[GIVEN DATA]
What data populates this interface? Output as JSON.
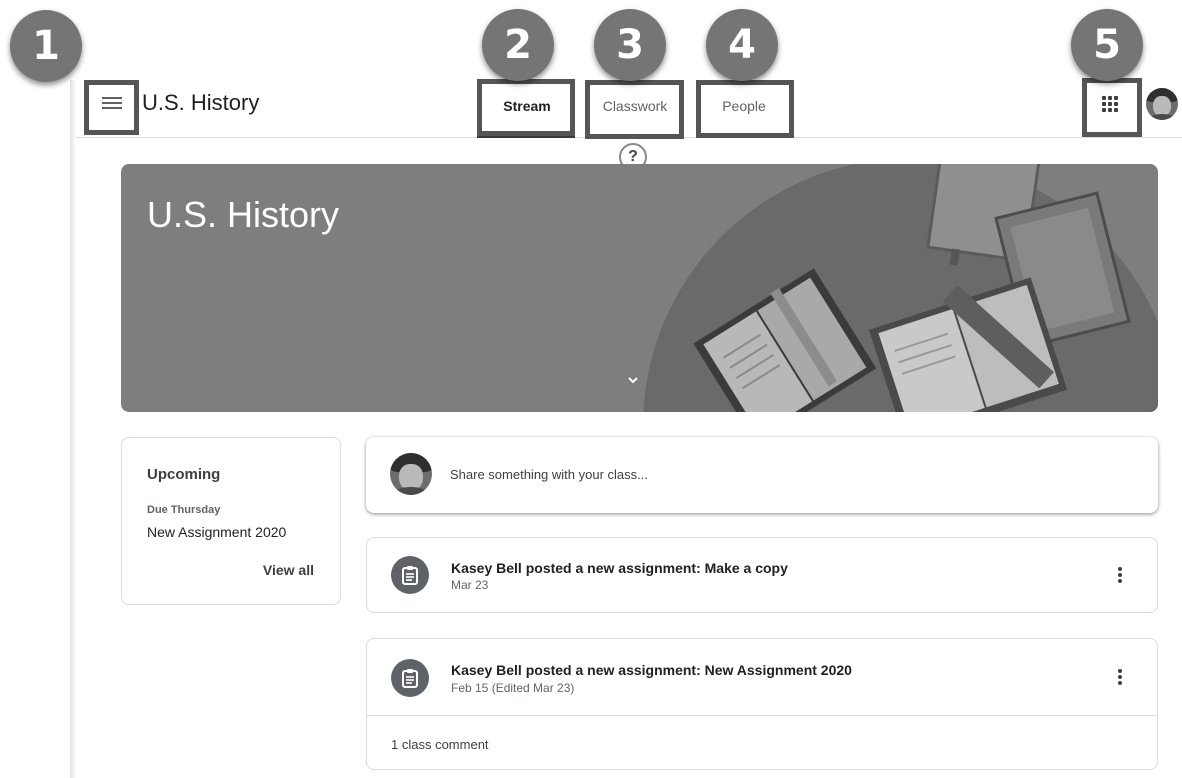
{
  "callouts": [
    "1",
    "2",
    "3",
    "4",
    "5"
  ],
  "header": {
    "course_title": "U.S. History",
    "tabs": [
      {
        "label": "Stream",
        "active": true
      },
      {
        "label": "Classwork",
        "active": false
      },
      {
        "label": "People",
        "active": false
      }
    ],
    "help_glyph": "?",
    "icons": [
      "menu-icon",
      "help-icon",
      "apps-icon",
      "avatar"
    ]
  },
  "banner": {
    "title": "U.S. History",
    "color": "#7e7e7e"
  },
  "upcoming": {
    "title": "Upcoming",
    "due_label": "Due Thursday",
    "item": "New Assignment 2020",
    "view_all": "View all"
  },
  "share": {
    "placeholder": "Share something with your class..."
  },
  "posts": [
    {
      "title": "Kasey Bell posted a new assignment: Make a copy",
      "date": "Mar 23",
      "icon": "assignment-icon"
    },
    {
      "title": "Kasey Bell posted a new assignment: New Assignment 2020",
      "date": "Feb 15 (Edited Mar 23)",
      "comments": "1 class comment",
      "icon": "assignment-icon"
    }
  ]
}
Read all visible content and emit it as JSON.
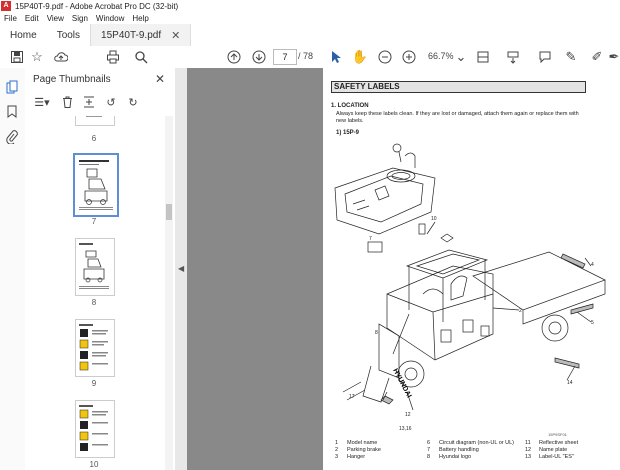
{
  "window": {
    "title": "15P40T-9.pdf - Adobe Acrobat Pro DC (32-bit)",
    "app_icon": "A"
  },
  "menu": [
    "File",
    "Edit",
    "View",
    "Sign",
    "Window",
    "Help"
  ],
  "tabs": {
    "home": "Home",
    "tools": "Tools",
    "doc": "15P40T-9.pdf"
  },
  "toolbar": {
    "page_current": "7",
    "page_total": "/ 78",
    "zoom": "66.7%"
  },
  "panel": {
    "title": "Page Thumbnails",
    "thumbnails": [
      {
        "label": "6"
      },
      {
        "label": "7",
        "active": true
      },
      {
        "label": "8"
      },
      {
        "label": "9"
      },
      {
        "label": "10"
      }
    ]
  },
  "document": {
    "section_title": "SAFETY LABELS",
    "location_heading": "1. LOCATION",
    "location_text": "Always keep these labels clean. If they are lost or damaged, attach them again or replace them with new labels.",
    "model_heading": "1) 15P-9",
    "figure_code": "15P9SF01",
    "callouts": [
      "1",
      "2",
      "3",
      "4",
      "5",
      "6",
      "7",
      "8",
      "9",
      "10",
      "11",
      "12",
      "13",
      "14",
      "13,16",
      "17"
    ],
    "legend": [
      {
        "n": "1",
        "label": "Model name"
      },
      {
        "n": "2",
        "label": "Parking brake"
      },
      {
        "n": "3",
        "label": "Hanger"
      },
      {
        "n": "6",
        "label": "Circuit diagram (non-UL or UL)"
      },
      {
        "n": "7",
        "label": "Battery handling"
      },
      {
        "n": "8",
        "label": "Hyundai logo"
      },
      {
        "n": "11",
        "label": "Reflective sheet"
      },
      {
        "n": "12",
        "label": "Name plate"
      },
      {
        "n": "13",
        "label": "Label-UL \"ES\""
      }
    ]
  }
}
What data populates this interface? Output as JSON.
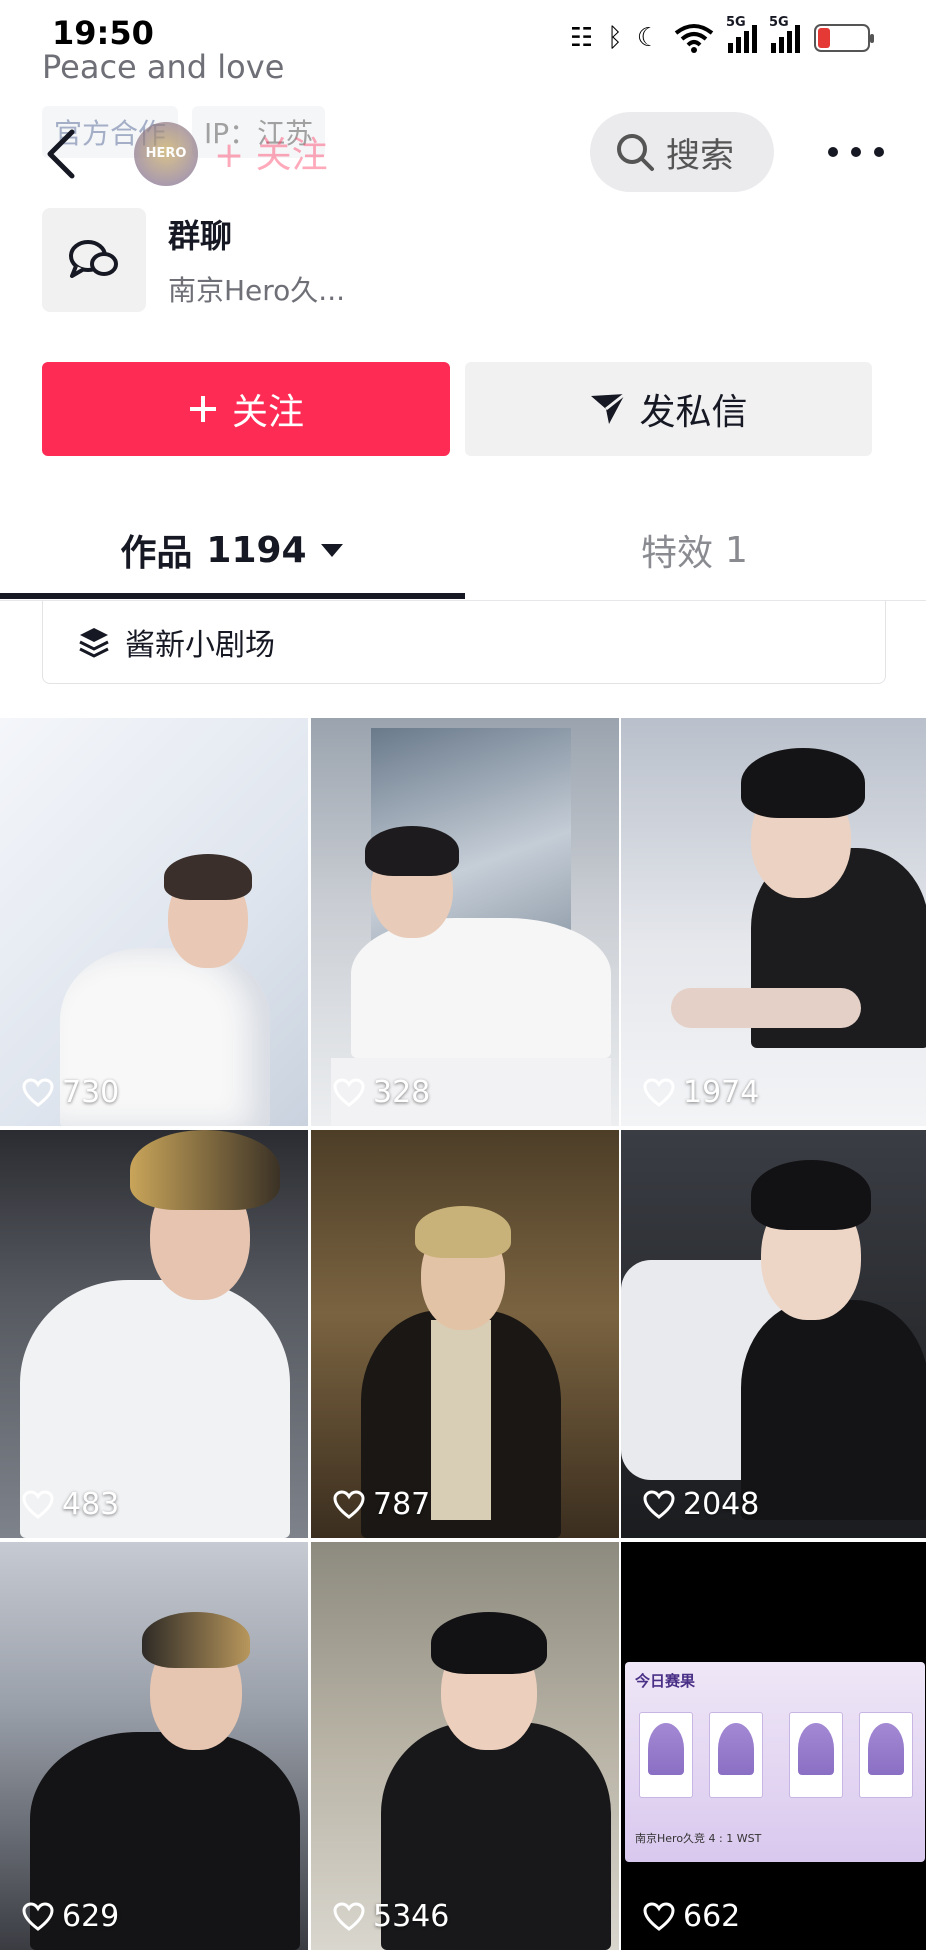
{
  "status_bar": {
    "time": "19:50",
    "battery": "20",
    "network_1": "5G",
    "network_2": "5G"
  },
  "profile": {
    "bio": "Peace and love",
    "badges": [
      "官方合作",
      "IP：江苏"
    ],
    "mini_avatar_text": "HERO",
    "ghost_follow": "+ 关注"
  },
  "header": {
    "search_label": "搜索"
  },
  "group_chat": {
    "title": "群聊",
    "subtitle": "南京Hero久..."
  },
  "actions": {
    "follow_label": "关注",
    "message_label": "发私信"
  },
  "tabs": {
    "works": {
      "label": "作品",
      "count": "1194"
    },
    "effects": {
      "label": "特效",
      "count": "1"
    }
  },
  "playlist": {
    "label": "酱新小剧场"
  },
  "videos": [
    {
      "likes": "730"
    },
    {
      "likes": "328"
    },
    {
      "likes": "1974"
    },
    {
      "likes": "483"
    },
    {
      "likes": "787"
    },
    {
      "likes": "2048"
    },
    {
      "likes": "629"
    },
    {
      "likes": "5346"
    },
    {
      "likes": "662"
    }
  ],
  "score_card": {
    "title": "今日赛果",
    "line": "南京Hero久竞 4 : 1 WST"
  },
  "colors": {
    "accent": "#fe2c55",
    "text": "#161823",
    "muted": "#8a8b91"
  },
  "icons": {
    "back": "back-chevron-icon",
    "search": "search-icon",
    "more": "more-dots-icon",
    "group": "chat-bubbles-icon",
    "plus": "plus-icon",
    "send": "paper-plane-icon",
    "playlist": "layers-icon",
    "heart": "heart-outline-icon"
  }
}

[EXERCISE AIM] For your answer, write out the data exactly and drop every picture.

[EXPECTED ANSWER]
What data populates this interface? Output as JSON.
{
  "callouts": [
    "1",
    "2",
    "3",
    "4",
    "5"
  ],
  "header": {
    "course_title": "U.S. History",
    "tabs": [
      {
        "label": "Stream",
        "active": true
      },
      {
        "label": "Classwork",
        "active": false
      },
      {
        "label": "People",
        "active": false
      }
    ],
    "help_glyph": "?",
    "icons": [
      "menu-icon",
      "help-icon",
      "apps-icon",
      "avatar"
    ]
  },
  "banner": {
    "title": "U.S. History",
    "color": "#7e7e7e"
  },
  "upcoming": {
    "title": "Upcoming",
    "due_label": "Due Thursday",
    "item": "New Assignment 2020",
    "view_all": "View all"
  },
  "share": {
    "placeholder": "Share something with your class..."
  },
  "posts": [
    {
      "title": "Kasey Bell posted a new assignment: Make a copy",
      "date": "Mar 23",
      "icon": "assignment-icon"
    },
    {
      "title": "Kasey Bell posted a new assignment: New Assignment 2020",
      "date": "Feb 15 (Edited Mar 23)",
      "comments": "1 class comment",
      "icon": "assignment-icon"
    }
  ]
}
Read all visible content and emit it as JSON.
{
  "window": {
    "title": "15P40T-9.pdf - Adobe Acrobat Pro DC (32-bit)",
    "app_icon": "A"
  },
  "menu": [
    "File",
    "Edit",
    "View",
    "Sign",
    "Window",
    "Help"
  ],
  "tabs": {
    "home": "Home",
    "tools": "Tools",
    "doc": "15P40T-9.pdf"
  },
  "toolbar": {
    "page_current": "7",
    "page_total": "/ 78",
    "zoom": "66.7%"
  },
  "panel": {
    "title": "Page Thumbnails",
    "thumbnails": [
      {
        "label": "6"
      },
      {
        "label": "7",
        "active": true
      },
      {
        "label": "8"
      },
      {
        "label": "9"
      },
      {
        "label": "10"
      }
    ]
  },
  "document": {
    "section_title": "SAFETY LABELS",
    "location_heading": "1. LOCATION",
    "location_text": "Always keep these labels clean. If they are lost or damaged, attach them again or replace them with new labels.",
    "model_heading": "1) 15P-9",
    "figure_code": "15P9SF01",
    "callouts": [
      "1",
      "2",
      "3",
      "4",
      "5",
      "6",
      "7",
      "8",
      "9",
      "10",
      "11",
      "12",
      "13",
      "14",
      "13,16",
      "17"
    ],
    "legend": [
      {
        "n": "1",
        "label": "Model name"
      },
      {
        "n": "2",
        "label": "Parking brake"
      },
      {
        "n": "3",
        "label": "Hanger"
      },
      {
        "n": "6",
        "label": "Circuit diagram (non-UL or UL)"
      },
      {
        "n": "7",
        "label": "Battery handling"
      },
      {
        "n": "8",
        "label": "Hyundai logo"
      },
      {
        "n": "11",
        "label": "Reflective sheet"
      },
      {
        "n": "12",
        "label": "Name plate"
      },
      {
        "n": "13",
        "label": "Label-UL \"ES\""
      }
    ]
  }
}
What data populates this interface? Output as JSON.
{
  "status_bar": {
    "time": "19:50",
    "battery": "20",
    "network_1": "5G",
    "network_2": "5G"
  },
  "profile": {
    "bio": "Peace and love",
    "badges": [
      "官方合作",
      "IP：江苏"
    ],
    "mini_avatar_text": "HERO",
    "ghost_follow": "+ 关注"
  },
  "header": {
    "search_label": "搜索"
  },
  "group_chat": {
    "title": "群聊",
    "subtitle": "南京Hero久..."
  },
  "actions": {
    "follow_label": "关注",
    "message_label": "发私信"
  },
  "tabs": {
    "works": {
      "label": "作品",
      "count": "1194"
    },
    "effects": {
      "label": "特效",
      "count": "1"
    }
  },
  "playlist": {
    "label": "酱新小剧场"
  },
  "videos": [
    {
      "likes": "730"
    },
    {
      "likes": "328"
    },
    {
      "likes": "1974"
    },
    {
      "likes": "483"
    },
    {
      "likes": "787"
    },
    {
      "likes": "2048"
    },
    {
      "likes": "629"
    },
    {
      "likes": "5346"
    },
    {
      "likes": "662"
    }
  ],
  "score_card": {
    "title": "今日赛果",
    "line": "南京Hero久竞 4 : 1 WST"
  },
  "colors": {
    "accent": "#fe2c55",
    "text": "#161823",
    "muted": "#8a8b91"
  },
  "icons": {
    "back": "back-chevron-icon",
    "search": "search-icon",
    "more": "more-dots-icon",
    "group": "chat-bubbles-icon",
    "plus": "plus-icon",
    "send": "paper-plane-icon",
    "playlist": "layers-icon",
    "heart": "heart-outline-icon"
  }
}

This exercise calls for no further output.